_ABOUT THIS EXERCISE_
Print out the data below. Do not alter a single line.

════════

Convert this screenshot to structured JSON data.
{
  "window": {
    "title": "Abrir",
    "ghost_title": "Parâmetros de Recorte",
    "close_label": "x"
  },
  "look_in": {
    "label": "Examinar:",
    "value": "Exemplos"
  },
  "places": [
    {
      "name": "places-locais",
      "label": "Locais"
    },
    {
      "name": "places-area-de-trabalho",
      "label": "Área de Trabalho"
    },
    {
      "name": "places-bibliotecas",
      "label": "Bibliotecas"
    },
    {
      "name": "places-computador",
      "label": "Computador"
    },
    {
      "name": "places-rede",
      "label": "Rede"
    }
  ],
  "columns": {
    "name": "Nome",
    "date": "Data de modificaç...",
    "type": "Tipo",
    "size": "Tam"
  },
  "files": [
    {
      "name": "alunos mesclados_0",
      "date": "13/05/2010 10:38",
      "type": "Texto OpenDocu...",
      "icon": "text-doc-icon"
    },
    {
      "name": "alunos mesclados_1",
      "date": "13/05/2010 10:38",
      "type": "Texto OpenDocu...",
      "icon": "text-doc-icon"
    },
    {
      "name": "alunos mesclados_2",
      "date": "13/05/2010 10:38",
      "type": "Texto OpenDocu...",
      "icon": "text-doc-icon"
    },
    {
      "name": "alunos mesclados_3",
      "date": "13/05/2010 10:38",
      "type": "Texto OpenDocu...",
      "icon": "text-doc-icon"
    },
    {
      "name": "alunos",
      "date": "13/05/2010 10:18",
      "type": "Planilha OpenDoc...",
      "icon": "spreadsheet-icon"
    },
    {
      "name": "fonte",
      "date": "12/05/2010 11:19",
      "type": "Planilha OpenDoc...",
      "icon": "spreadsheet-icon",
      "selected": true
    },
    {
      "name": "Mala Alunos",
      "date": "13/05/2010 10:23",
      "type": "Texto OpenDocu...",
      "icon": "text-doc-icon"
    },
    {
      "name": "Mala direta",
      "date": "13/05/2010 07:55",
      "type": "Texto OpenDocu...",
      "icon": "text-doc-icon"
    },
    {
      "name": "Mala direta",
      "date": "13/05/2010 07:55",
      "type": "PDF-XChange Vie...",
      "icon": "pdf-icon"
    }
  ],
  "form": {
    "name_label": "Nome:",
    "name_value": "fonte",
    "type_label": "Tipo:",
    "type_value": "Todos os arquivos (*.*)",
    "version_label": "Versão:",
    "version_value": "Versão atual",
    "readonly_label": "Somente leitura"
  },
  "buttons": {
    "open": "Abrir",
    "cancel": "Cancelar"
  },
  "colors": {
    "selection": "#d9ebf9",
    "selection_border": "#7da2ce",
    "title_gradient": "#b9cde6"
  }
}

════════

_SOLUTION FOR THIS TASK_
Convert this screenshot to structured JSON data.
{
  "window": {
    "title": "Abrir",
    "ghost_title": "Parâmetros de Recorte",
    "close_label": "x"
  },
  "look_in": {
    "label": "Examinar:",
    "value": "Exemplos"
  },
  "places": [
    {
      "name": "places-locais",
      "label": "Locais"
    },
    {
      "name": "places-area-de-trabalho",
      "label": "Área de Trabalho"
    },
    {
      "name": "places-bibliotecas",
      "label": "Bibliotecas"
    },
    {
      "name": "places-computador",
      "label": "Computador"
    },
    {
      "name": "places-rede",
      "label": "Rede"
    }
  ],
  "columns": {
    "name": "Nome",
    "date": "Data de modificaç...",
    "type": "Tipo",
    "size": "Tam"
  },
  "files": [
    {
      "name": "alunos mesclados_0",
      "date": "13/05/2010 10:38",
      "type": "Texto OpenDocu...",
      "icon": "text-doc-icon"
    },
    {
      "name": "alunos mesclados_1",
      "date": "13/05/2010 10:38",
      "type": "Texto OpenDocu...",
      "icon": "text-doc-icon"
    },
    {
      "name": "alunos mesclados_2",
      "date": "13/05/2010 10:38",
      "type": "Texto OpenDocu...",
      "icon": "text-doc-icon"
    },
    {
      "name": "alunos mesclados_3",
      "date": "13/05/2010 10:38",
      "type": "Texto OpenDocu...",
      "icon": "text-doc-icon"
    },
    {
      "name": "alunos",
      "date": "13/05/2010 10:18",
      "type": "Planilha OpenDoc...",
      "icon": "spreadsheet-icon"
    },
    {
      "name": "fonte",
      "date": "12/05/2010 11:19",
      "type": "Planilha OpenDoc...",
      "icon": "spreadsheet-icon",
      "selected": true
    },
    {
      "name": "Mala Alunos",
      "date": "13/05/2010 10:23",
      "type": "Texto OpenDocu...",
      "icon": "text-doc-icon"
    },
    {
      "name": "Mala direta",
      "date": "13/05/2010 07:55",
      "type": "Texto OpenDocu...",
      "icon": "text-doc-icon"
    },
    {
      "name": "Mala direta",
      "date": "13/05/2010 07:55",
      "type": "PDF-XChange Vie...",
      "icon": "pdf-icon"
    }
  ],
  "form": {
    "name_label": "Nome:",
    "name_value": "fonte",
    "type_label": "Tipo:",
    "type_value": "Todos os arquivos (*.*)",
    "version_label": "Versão:",
    "version_value": "Versão atual",
    "readonly_label": "Somente leitura"
  },
  "buttons": {
    "open": "Abrir",
    "cancel": "Cancelar"
  },
  "colors": {
    "selection": "#d9ebf9",
    "selection_border": "#7da2ce",
    "title_gradient": "#b9cde6"
  }
}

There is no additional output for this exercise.